Last year when the Infinity Ward scandal broke and the lead developers behind one of the most popular franchises in gaming up and left Activision, many people including myself thought that the Modern Warfare franchise was finished, let alone expect a Modern Warfare 3. Activision has done quite a bit of reassuring over the past year. In this time they have solidified their team of developers, adding to the remaining Infinity Ward staff, Sledgehammer and Raven Software.
Black Ops which was released in November of 2010 has become expectedly popular as well. Treyarch answered the call, when needing to come up big. But next on deck are the newcomers to the franchise. Tasked with the responsibility of following up one of the best selling games of all time, Sledgehammer and Raven Software have their work cut out for them.
With a game as popular as Black Ops has become across many platforms, the game has not been without it’s criticisms. Some say that the game is a sub par experience on some consoles, mainly the PS3 and PC. Aside from the growing angst from the fan base with unfixed bugs that some people experience, there’s also a current uprising from gamers who are looking for something more from the franchise. And while we’re yet to see if there will indeed be innovation in the coming Modern Warfare title, it’s already been seen that many developers in the industry have preemptively seen this trend, and are offering new experiences within the genre.
Bulletstorm which is coming from People Can Fly in February, is a new twist on this. The latest information from DICE shows that Battlefield 3 is shaping up to be pretty damn sweet. Killzone 3 and Crysis 2 are both bringing shooter experiences that are going to be hard to match from a visual fidelity standpoint. With those types of names and options in 2011, the space is getting crowded..quick. And those are just the top tier games. You also have games like Homefront, which also looks exceptional.
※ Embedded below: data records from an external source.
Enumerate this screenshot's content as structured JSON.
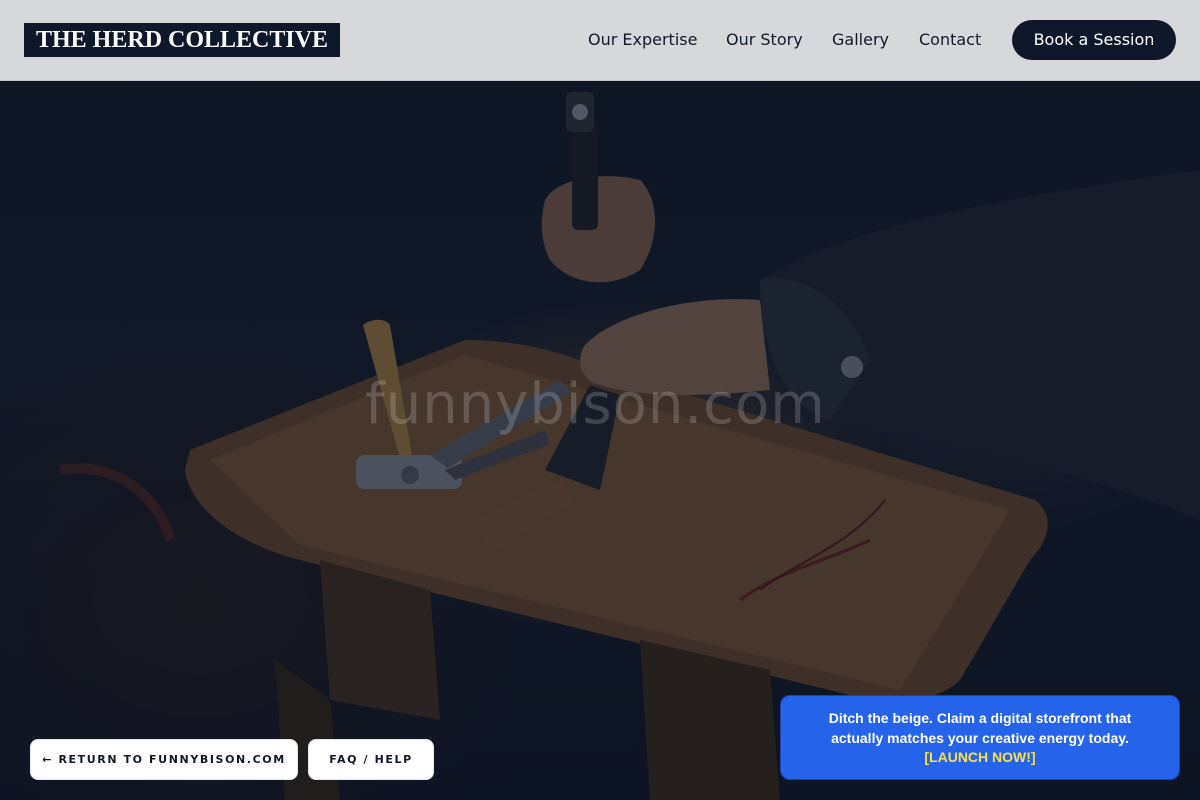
{
  "header": {
    "brand": "THE HERD COLLECTIVE",
    "nav": [
      "Our Expertise",
      "Our Story",
      "Gallery",
      "Contact"
    ],
    "cta": "Book a Session"
  },
  "hero": {
    "watermark": "funnybison.com",
    "image": "craftsman hands with hammer and tools on wooden workbench"
  },
  "footer_buttons": {
    "return": "← RETURN TO FUNNYBISON.COM",
    "faq": "FAQ / HELP"
  },
  "promo": {
    "text": "Ditch the beige. Claim a digital storefront that actually matches your creative energy today.",
    "link": "[LAUNCH NOW!]"
  },
  "colors": {
    "header_bg": "#d6d8dc",
    "brand_bg": "#0f172a",
    "promo_bg": "#2563eb",
    "promo_link": "#fde047"
  }
}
So not only are the team at Sledgehammer Games tasked at coming in to a new franchise and performing at an elite level. They are asked to do it against arguably the best lineup of shooters in recent memory. Any way you cut it, it’s a tough environment for the new developers for the franchise. Because if you think the anti Call of Duty sentiment is strong now, have Sledgehammer release a Modern Warfare 2.5 or make marginal improvements to Black Op’s existing infastructure in this year’s rumored release, and you will not only find reviewers turning their backs on the franchise, but it could be the year that Call of Duty finally takes a backseat to more innovative products in the space.
But at the same time, this could be the best thing that ever happened to the franchise. A new group of heads to transfuse new and fresh ideas into the seemingly tired formula could be just the right medicine for the ailing franchise. Time will tell, but with Call of Duty being such an important part of Activision’s bottom line, is it even possible to create the type of experience that gamer’s are craving for in a year and half?